ASSIGNMENT — What lines in the entries hold the string "Stella"? List them.

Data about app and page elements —
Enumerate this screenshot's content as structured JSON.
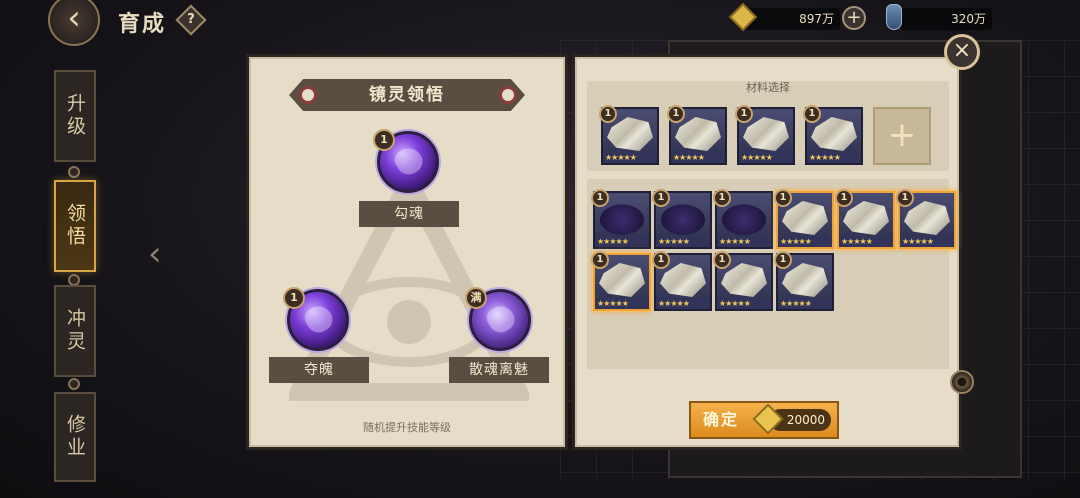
{
  "top_bar": {
    "title": "育成",
    "help_glyph": "?",
    "gold_amount": "897万",
    "potion_amount": "320万",
    "plus_glyph": "+"
  },
  "side_tabs": [
    {
      "label": "升级",
      "active": false
    },
    {
      "label": "领悟",
      "active": true
    },
    {
      "label": "冲灵",
      "active": false
    },
    {
      "label": "修业",
      "active": false
    }
  ],
  "left_panel": {
    "banner_title": "镜灵领悟",
    "skills": [
      {
        "name": "勾魂",
        "badge": "1"
      },
      {
        "name": "夺魄",
        "badge": "1"
      },
      {
        "name": "散魂离魅",
        "badge": "满"
      }
    ],
    "hint": "随机提升技能等级"
  },
  "right_panel": {
    "section_title": "材料选择",
    "selected_materials": [
      {
        "level": "1",
        "kind": "shikigami"
      },
      {
        "level": "1",
        "kind": "shikigami"
      },
      {
        "level": "1",
        "kind": "shikigami"
      },
      {
        "level": "1",
        "kind": "shikigami"
      }
    ],
    "add_slot_glyph": "+",
    "inventory": [
      {
        "level": "1",
        "kind": "soul",
        "selected": false
      },
      {
        "level": "1",
        "kind": "soul",
        "selected": false
      },
      {
        "level": "1",
        "kind": "soul",
        "selected": false
      },
      {
        "level": "1",
        "kind": "shikigami",
        "selected": true
      },
      {
        "level": "1",
        "kind": "shikigami",
        "selected": true
      },
      {
        "level": "1",
        "kind": "shikigami",
        "selected": true
      },
      {
        "level": "1",
        "kind": "shikigami",
        "selected": true
      },
      {
        "level": "1",
        "kind": "shikigami",
        "selected": false
      },
      {
        "level": "1",
        "kind": "shikigami",
        "selected": false
      },
      {
        "level": "1",
        "kind": "shikigami",
        "selected": false
      }
    ],
    "confirm_label": "确定",
    "confirm_cost": "20000"
  },
  "close_glyph": "×",
  "colors": {
    "accent": "#f0a23a",
    "panel": "#e6ddc9",
    "banner": "#5a4e42",
    "skill_purple": "#7c3ed9"
  }
}
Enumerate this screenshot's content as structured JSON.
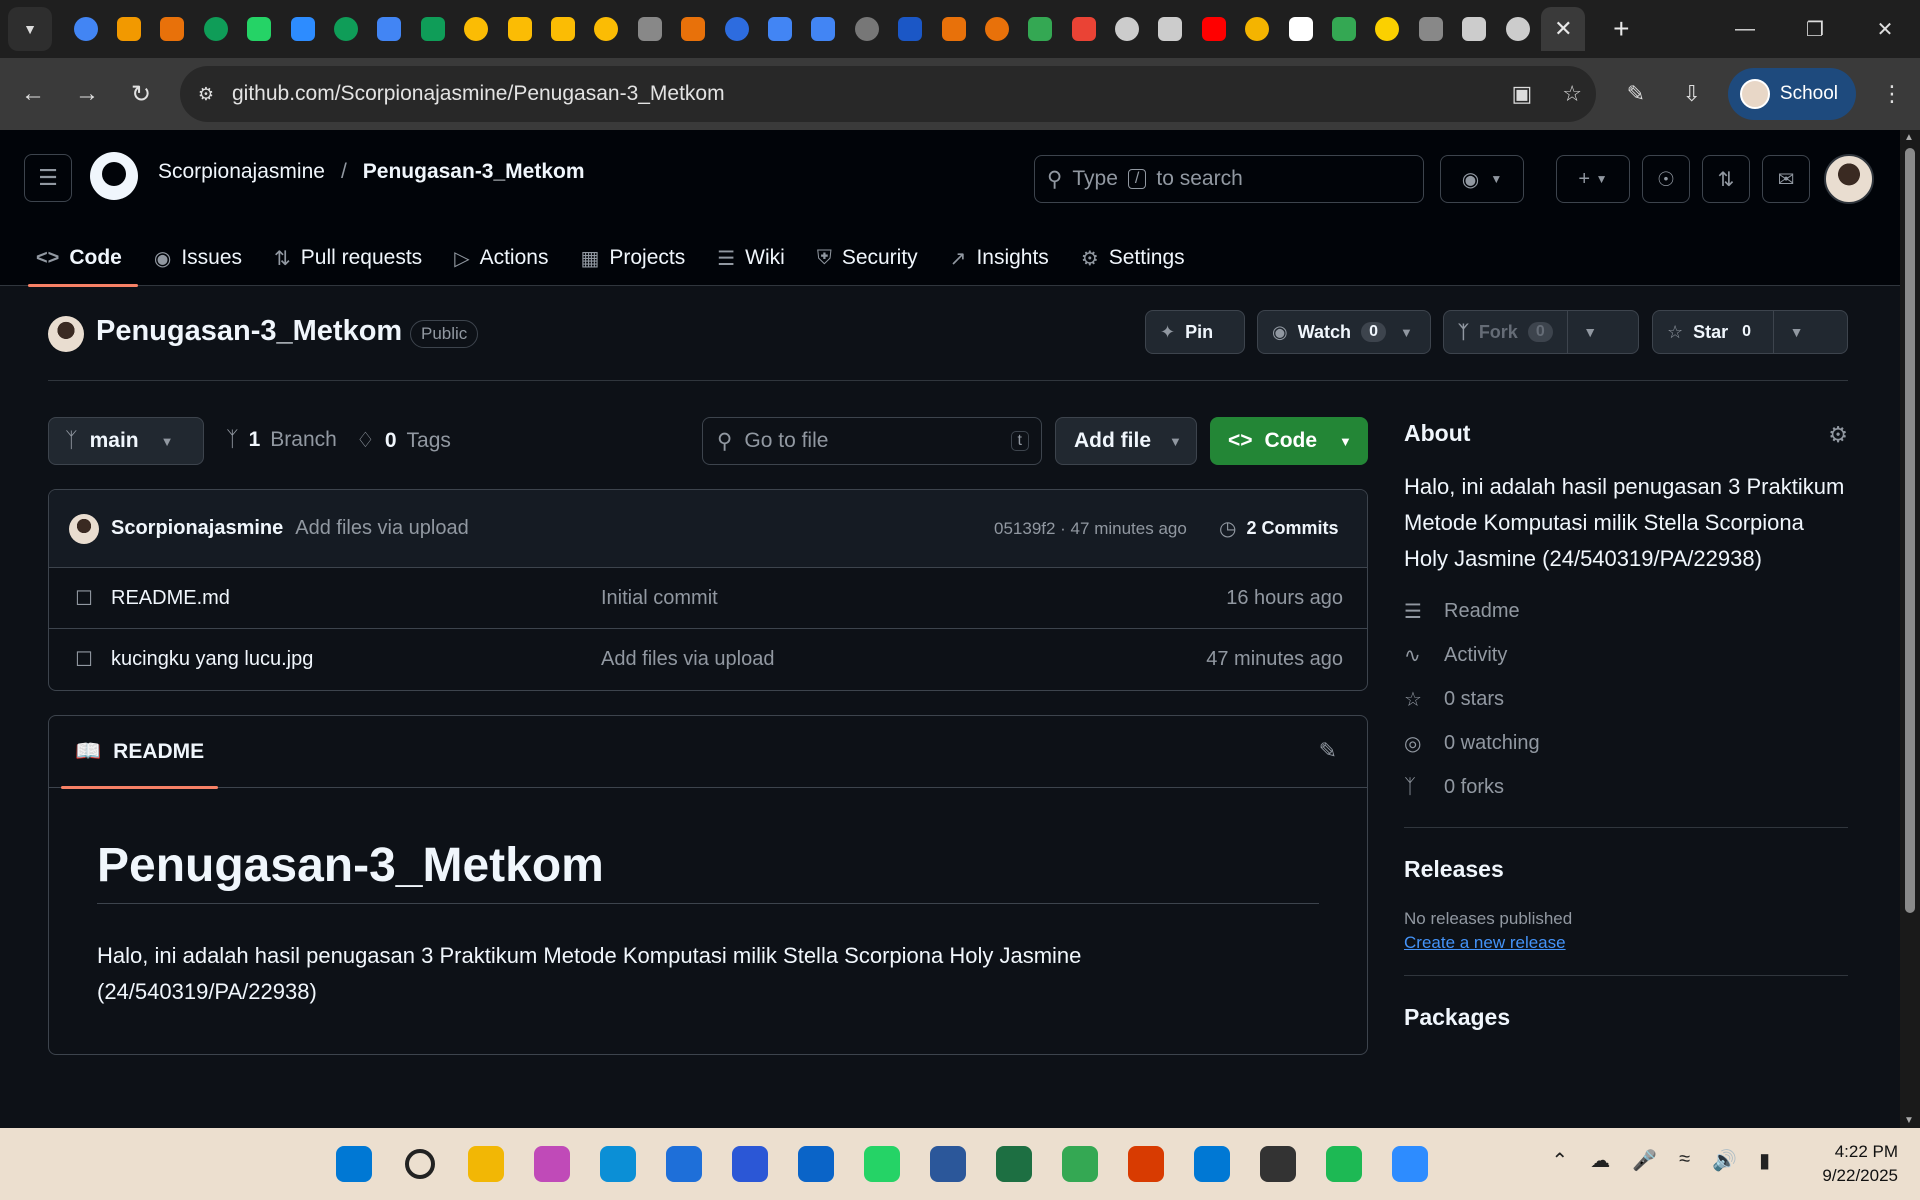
{
  "browser": {
    "url": "github.com/Scorpionajasmine/Penugasan-3_Metkom",
    "profile_label": "School",
    "tab_favicon_colors": [
      "#4285f4",
      "#f29900",
      "#e8710a",
      "#0f9d58",
      "#25d366",
      "#2d8cff",
      "#0f9d58",
      "#4285f4",
      "#0f9d58",
      "#fbbc04",
      "#fbbc04",
      "#fbbc04",
      "#fbbc04",
      "#888888",
      "#e8710a",
      "#2d6cdf",
      "#4285f4",
      "#4285f4",
      "#777777",
      "#1b57c6",
      "#e8710a",
      "#e8710a",
      "#34a853",
      "#ea4335",
      "#cccccc",
      "#cccccc",
      "#ff0000",
      "#f4b400",
      "#ffffff",
      "#34a853",
      "#fbd000",
      "#888888",
      "#cccccc",
      "#cccccc"
    ]
  },
  "github": {
    "owner": "Scorpionajasmine",
    "separator": "/",
    "repo": "Penugasan-3_Metkom",
    "search_before": "Type",
    "search_key": "/",
    "search_after": "to search",
    "nav": [
      {
        "label": "Code",
        "icon": "code-icon"
      },
      {
        "label": "Issues",
        "icon": "issue-icon"
      },
      {
        "label": "Pull requests",
        "icon": "pull-request-icon"
      },
      {
        "label": "Actions",
        "icon": "play-icon"
      },
      {
        "label": "Projects",
        "icon": "table-icon"
      },
      {
        "label": "Wiki",
        "icon": "book-icon"
      },
      {
        "label": "Security",
        "icon": "shield-icon"
      },
      {
        "label": "Insights",
        "icon": "graph-icon"
      },
      {
        "label": "Settings",
        "icon": "gear-icon"
      }
    ]
  },
  "repo": {
    "title": "Penugasan-3_Metkom",
    "visibility": "Public",
    "pin_label": "Pin",
    "watch_label": "Watch",
    "watch_count": "0",
    "fork_label": "Fork",
    "fork_count": "0",
    "star_label": "Star",
    "star_count": "0"
  },
  "files_toolbar": {
    "branch": "main",
    "branch_count": "1",
    "branch_label": "Branch",
    "tag_count": "0",
    "tag_label": "Tags",
    "goto_placeholder": "Go to file",
    "goto_key": "t",
    "add_file": "Add file",
    "code": "Code"
  },
  "latest_commit": {
    "author": "Scorpionajasmine",
    "message": "Add files via upload",
    "hash_time": "05139f2 · 47 minutes ago",
    "commits": "2 Commits"
  },
  "files": [
    {
      "name": "README.md",
      "message": "Initial commit",
      "time": "16 hours ago"
    },
    {
      "name": "kucingku yang lucu.jpg",
      "message": "Add files via upload",
      "time": "47 minutes ago"
    }
  ],
  "readme": {
    "tab": "README",
    "heading": "Penugasan-3_Metkom",
    "body": "Halo, ini adalah hasil penugasan 3 Praktikum Metode Komputasi milik Stella Scorpiona Holy Jasmine (24/540319/PA/22938)"
  },
  "about": {
    "title": "About",
    "description": "Halo, ini adalah hasil penugasan 3 Praktikum Metode Komputasi milik Stella Scorpiona Holy Jasmine (24/540319/PA/22938)",
    "stats": [
      {
        "label": "Readme",
        "icon": "book-icon"
      },
      {
        "label": "Activity",
        "icon": "pulse-icon"
      },
      {
        "label": "0 stars",
        "icon": "star-icon"
      },
      {
        "label": "0 watching",
        "icon": "eye-icon"
      },
      {
        "label": "0 forks",
        "icon": "fork-icon"
      }
    ],
    "releases_title": "Releases",
    "releases_text": "No releases published",
    "releases_link": "Create a new release",
    "packages_title": "Packages"
  },
  "taskbar": {
    "app_colors": [
      "#0078d4",
      "#222222",
      "#f2b705",
      "#c04ab8",
      "#0b8fd6",
      "#1e6fd9",
      "#2b57d6",
      "#0a64c8",
      "#25d366",
      "#2b579a",
      "#1d6f42",
      "#34a853",
      "#d83b01",
      "#0078d4",
      "#333333",
      "#1db954",
      "#2d8cff"
    ],
    "time": "4:22 PM",
    "date": "9/22/2025"
  }
}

ANSWER TO THE PROBLEM —
    "body": "Halo, ini adalah hasil penugasan 3 Praktikum Metode Komputasi milik Stella Scorpiona Holy Jasmine (24/540319/PA/22938)"
    "description": "Halo, ini adalah hasil penugasan 3 Praktikum Metode Komputasi milik Stella Scorpiona Holy Jasmine (24/540319/PA/22938)",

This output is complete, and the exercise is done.